Hey there! Let’s chat about something really cool, something that’s been taking the world of architecture by storm. We’re delving into an exciting concept that combines the beauty of nature and the creativity of architecture. It’s something called ‘Biomimicry.’ But what does that even mean? Let’s dive in and find out!

Imagine a world where our buildings are not just blocks of concrete and steel but structures inspired by nature itself. Sounds fascinating, right? That’s what Biomimicry is all about. It’s a design discipline that seeks to imitate nature’s time-tested patterns to find sustainable solutions to human challenges. Now you might be wondering, how does this work in architecture? Let’s break it down.

Understanding the concept of biomimicry

Biomimicry comes from two Greek words: ‘bios’ meaning life, and ‘mimesis’ meaning imitation. Essentially, it’s about mimicking life. But not just any life – we’re looking towards nature for inspiration. Think of a bird’s nest – it’s lightweight, strong, and perfectly designed for its function. Imagine if we could create buildings with the same principles!

This idea isn’t as far-fetched as it sounds. Many architects are already using biomimicry to design innovative, sustainable structures.

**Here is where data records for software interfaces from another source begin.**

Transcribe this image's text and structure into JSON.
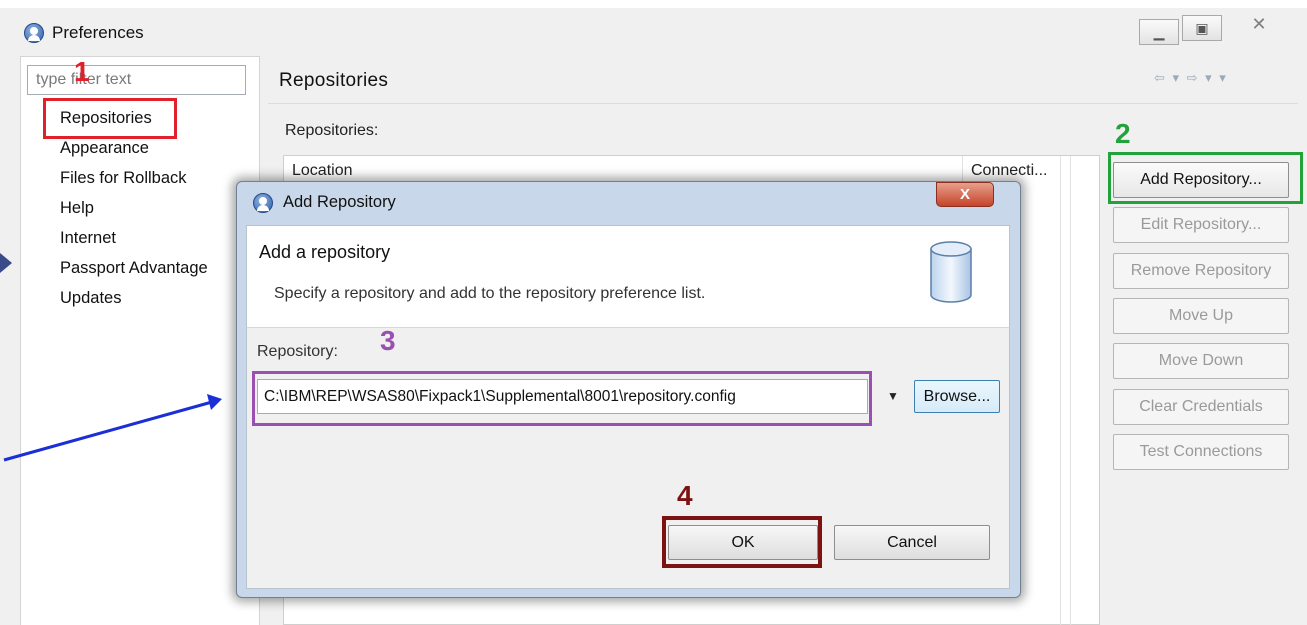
{
  "window": {
    "title": "Preferences"
  },
  "left_nav": {
    "filter_placeholder": "type filter text",
    "items": [
      "Repositories",
      "Appearance",
      "Files for Rollback",
      "Help",
      "Internet",
      "Passport Advantage",
      "Updates"
    ]
  },
  "main": {
    "title": "Repositories",
    "nav_arrows": "⇦ ▾ ⇨ ▾ ▾",
    "sub_label": "Repositories:",
    "columns": [
      "Location",
      "Connecti..."
    ],
    "buttons": [
      "Add Repository...",
      "Edit Repository...",
      "Remove Repository",
      "Move Up",
      "Move Down",
      "Clear Credentials",
      "Test Connections"
    ]
  },
  "dialog": {
    "title": "Add Repository",
    "heading": "Add a repository",
    "description": "Specify a repository and add to the repository preference list.",
    "repo_label": "Repository:",
    "repo_value": "C:\\IBM\\REP\\WSAS80\\Fixpack1\\Supplemental\\8001\\repository.config",
    "browse_label": "Browse...",
    "ok_label": "OK",
    "cancel_label": "Cancel",
    "close_glyph": "X"
  },
  "annotations": {
    "step1": "1",
    "step2": "2",
    "step3": "3",
    "step4": "4",
    "colors": {
      "step1": "#e0202a",
      "step2": "#22a23a",
      "step3": "#9b4fb0",
      "step4": "#7d1212",
      "arrow": "#1a2fd6"
    }
  },
  "icons": [
    "preferences-app-icon",
    "repository-cylinder-icon",
    "close-icon",
    "minimize-icon",
    "maximize-icon",
    "dropdown-arrow-icon"
  ]
}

Let’s explore how nature influences these designs.

How nature influences architectural design

So, how can a tree or a flower influence a skyscraper or a house? It all comes down to observing nature’s strategies and principles. For example, a leaf uses sunlight to produce food – can we design a building that uses sunlight for energy? Or consider how a cactus retains water – can we develop a system to conserve water in our buildings?

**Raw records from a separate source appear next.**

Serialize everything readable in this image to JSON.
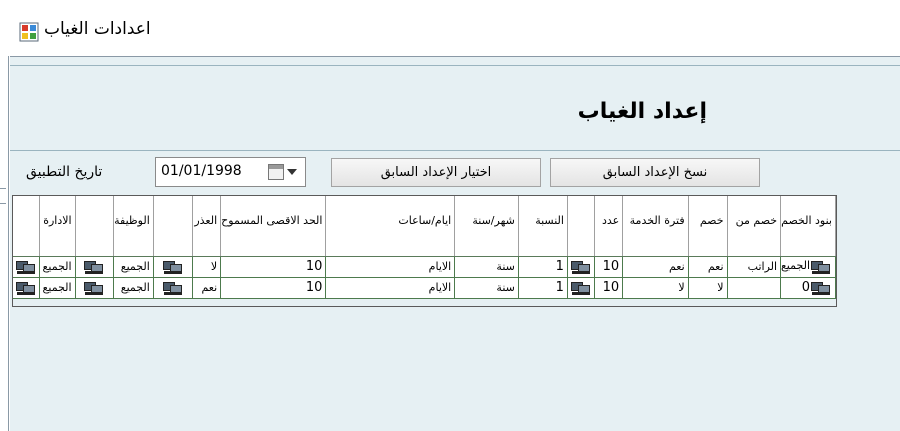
{
  "window": {
    "title": "اعدادات الغياب"
  },
  "header": {
    "heading": "إعداد الغياب"
  },
  "toolbar": {
    "date_label": "تاريخ التطبيق",
    "date_value": "01/01/1998",
    "select_previous_label": "اختيار الإعداد السابق",
    "copy_previous_label": "نسخ الإعداد السابق"
  },
  "grid": {
    "columns": [
      "بنود الخصم",
      "خصم من",
      "خصم",
      "فترة الخدمة",
      "عدد",
      "",
      "النسبة",
      "شهر/سنة",
      "ايام/ساعات",
      "الحد الاقصى المسموح",
      "العذر",
      "",
      "الوظيفة",
      "",
      "الادارة",
      ""
    ],
    "rows": [
      [
        "",
        "الراتب",
        "نعم",
        "نعم",
        "10",
        "",
        "1",
        "سنة",
        "الايام",
        "10",
        "لا",
        "",
        "الجميع",
        "",
        "الجميع",
        ""
      ],
      [
        "0",
        "",
        "لا",
        "لا",
        "10",
        "",
        "1",
        "سنة",
        "الايام",
        "10",
        "نعم",
        "",
        "الجميع",
        "",
        "الجميع",
        ""
      ]
    ],
    "row1_first_cell_text": "الجميع"
  },
  "icons": {
    "app": "app-window-icon",
    "row_button": "computers-icon",
    "calendar": "calendar-icon",
    "dropdown": "chevron-down-icon"
  },
  "colors": {
    "client_bg": "#e6f0f3",
    "grid_line": "#4d7a4d"
  }
}
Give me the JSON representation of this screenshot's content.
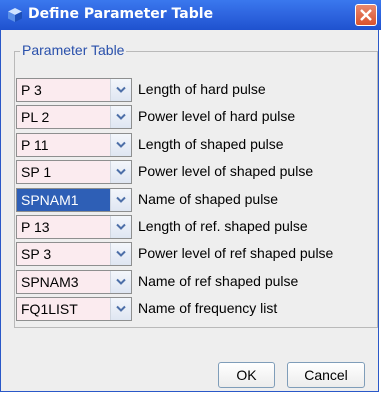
{
  "window": {
    "title": "Define Parameter Table",
    "icon": "app-cube-icon",
    "close_icon": "close-icon"
  },
  "group": {
    "legend": "Parameter Table"
  },
  "rows": [
    {
      "value": "P 3",
      "label": "Length of hard pulse",
      "selected": false
    },
    {
      "value": "PL 2",
      "label": "Power level of hard pulse",
      "selected": false
    },
    {
      "value": "P 11",
      "label": "Length of shaped pulse",
      "selected": false
    },
    {
      "value": "SP 1",
      "label": "Power level of shaped pulse",
      "selected": false
    },
    {
      "value": "SPNAM1",
      "label": "Name of shaped pulse",
      "selected": true
    },
    {
      "value": "P 13",
      "label": "Length of ref. shaped pulse",
      "selected": false
    },
    {
      "value": "SP 3",
      "label": "Power level of ref shaped pulse",
      "selected": false
    },
    {
      "value": "SPNAM3",
      "label": "Name of ref shaped pulse",
      "selected": false
    },
    {
      "value": "FQ1LIST",
      "label": "Name of frequency list",
      "selected": false
    }
  ],
  "buttons": {
    "ok": "OK",
    "cancel": "Cancel"
  },
  "colors": {
    "titlebar": "#2f66e0",
    "field_bg": "#fbebef",
    "selected_bg": "#2e5fb6",
    "legend_text": "#2950ab"
  }
}
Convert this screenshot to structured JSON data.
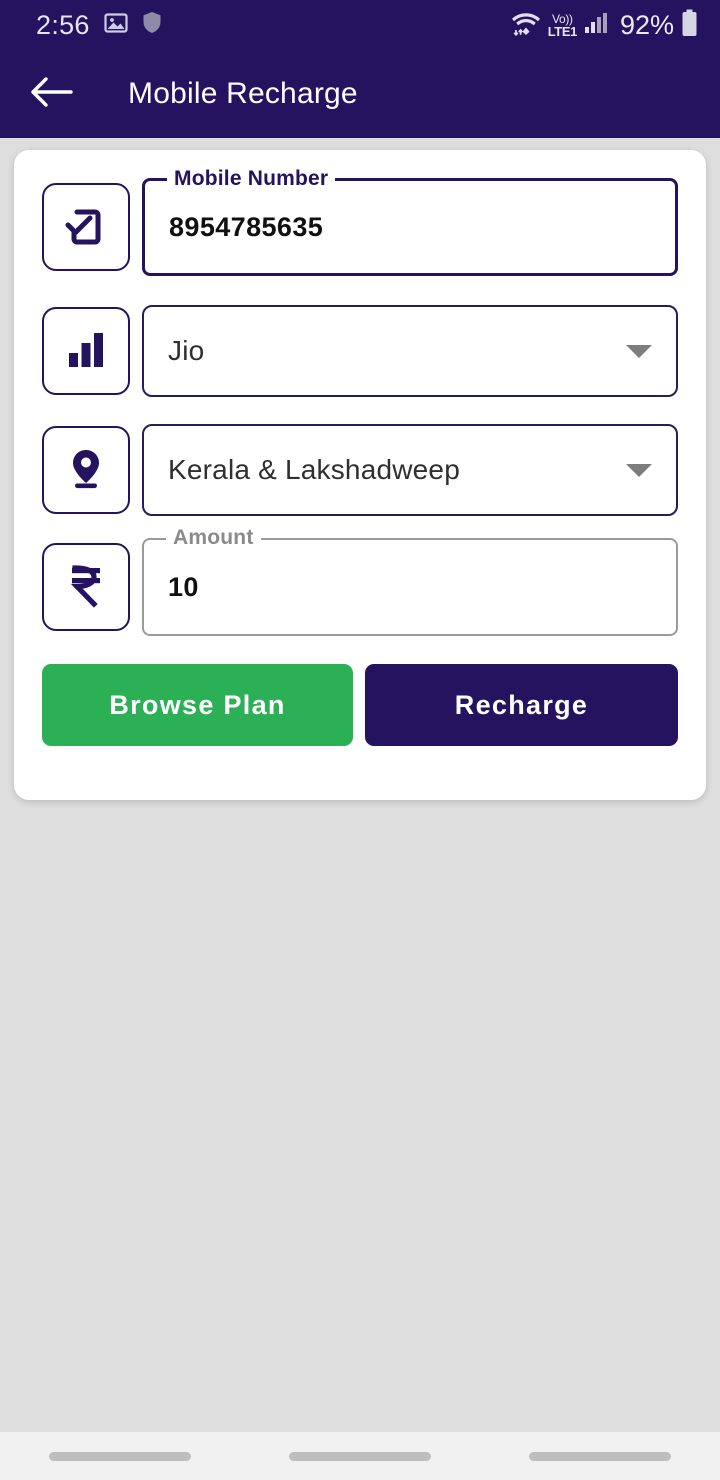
{
  "status_bar": {
    "time": "2:56",
    "left_icons": [
      "image-icon",
      "shield-icon"
    ],
    "wifi_icon": "wifi-icon",
    "volte_top": "Vo))",
    "volte_bottom": "LTE1",
    "signal_icon": "signal-bars-icon",
    "battery_percent": "92%",
    "battery_icon": "battery-icon"
  },
  "app_bar": {
    "back_icon": "back-arrow-icon",
    "title": "Mobile Recharge"
  },
  "form": {
    "mobile_number": {
      "icon": "phone-check-icon",
      "legend": "Mobile Number",
      "value": "8954785635",
      "placeholder": "Mobile Number"
    },
    "operator": {
      "icon": "signal-bars-icon",
      "value": "Jio",
      "caret": "chevron-down-icon"
    },
    "circle": {
      "icon": "location-pin-icon",
      "value": "Kerala & Lakshadweep",
      "caret": "chevron-down-icon"
    },
    "amount": {
      "icon": "rupee-icon",
      "legend": "Amount",
      "value": "10",
      "placeholder": "Amount"
    }
  },
  "actions": {
    "browse_plan": "Browse Plan",
    "recharge": "Recharge"
  },
  "colors": {
    "primary_navy": "#251360",
    "accent_green": "#2bb055",
    "page_background": "#dedede",
    "card_background": "#ffffff",
    "legend_gray": "#8b8b8b"
  }
}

The role of natural elements in building design

Natural elements play a crucial role in building design. They provide inspiration for form, structure, and function. Take the structure of a honeycomb, for instance. Its hexagonal shape provides strength and efficiency – perfect for constructing lightweight yet sturdy buildings.

And it’s not just about structure. Natural elements can also inspire the way we use resources in our buildings. For example, how can we mimic the way a tree uses sunlight, water, and nutrients to create a more sustainable building?

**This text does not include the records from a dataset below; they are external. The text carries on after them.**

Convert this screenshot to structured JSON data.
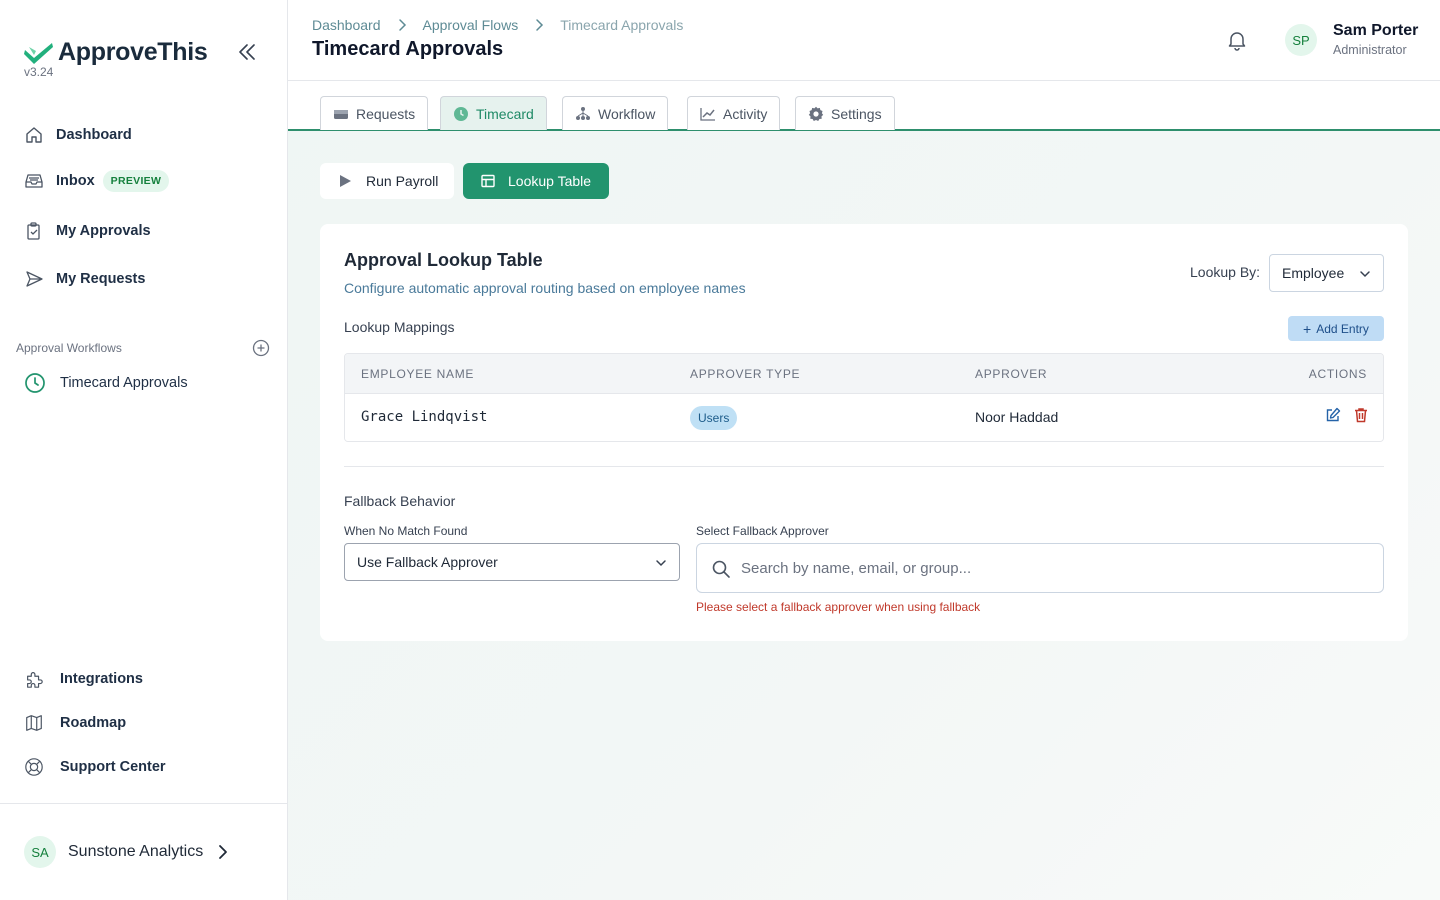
{
  "app": {
    "name": "ApproveThis",
    "version": "v3.24"
  },
  "sidebar": {
    "nav": [
      {
        "label": "Dashboard"
      },
      {
        "label": "Inbox",
        "badge": "PREVIEW"
      },
      {
        "label": "My Approvals"
      },
      {
        "label": "My Requests"
      }
    ],
    "workflows_title": "Approval Workflows",
    "workflows": [
      {
        "label": "Timecard Approvals"
      }
    ],
    "bottom": [
      {
        "label": "Integrations"
      },
      {
        "label": "Roadmap"
      },
      {
        "label": "Support Center"
      }
    ],
    "org": {
      "initials": "SA",
      "name": "Sunstone Analytics"
    }
  },
  "header": {
    "breadcrumbs": [
      "Dashboard",
      "Approval Flows",
      "Timecard Approvals"
    ],
    "title": "Timecard Approvals",
    "user": {
      "initials": "SP",
      "name": "Sam Porter",
      "role": "Administrator"
    }
  },
  "tabs": [
    {
      "label": "Requests"
    },
    {
      "label": "Timecard",
      "active": true
    },
    {
      "label": "Workflow"
    },
    {
      "label": "Activity"
    },
    {
      "label": "Settings"
    }
  ],
  "actions": {
    "run_payroll": "Run Payroll",
    "lookup_table": "Lookup Table"
  },
  "card": {
    "title": "Approval Lookup Table",
    "subtitle": "Configure automatic approval routing based on employee names",
    "lookup_by_label": "Lookup By:",
    "lookup_by_value": "Employee",
    "mappings_label": "Lookup Mappings",
    "add_entry": "Add Entry",
    "columns": [
      "EMPLOYEE NAME",
      "APPROVER TYPE",
      "APPROVER",
      "ACTIONS"
    ],
    "rows": [
      {
        "employee": "Grace Lindqvist",
        "type": "Users",
        "approver": "Noor Haddad"
      }
    ],
    "fallback": {
      "title": "Fallback Behavior",
      "no_match_label": "When No Match Found",
      "no_match_value": "Use Fallback Approver",
      "select_label": "Select Fallback Approver",
      "search_placeholder": "Search by name, email, or group...",
      "error": "Please select a fallback approver when using fallback"
    }
  },
  "colors": {
    "brand": "#22946e",
    "accent_light": "#e3f6ec",
    "error": "#c0392b"
  }
}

The impact and benefits of biomimicry in modern architecture

So, what happens when we start designing buildings with nature in mind? We create structures that are not only aesthetically pleasing but also sustainable and efficient. Biomimicry can lead to innovations in energy efficiency, water conservation, and even air purification.

But perhaps the most significant benefit is the harmony it creates between our built environment and the natural world. By understanding and mimicking nature’s strategies, we can create buildings that are in sync with their surroundings, contributing to a healthier planet for all of us.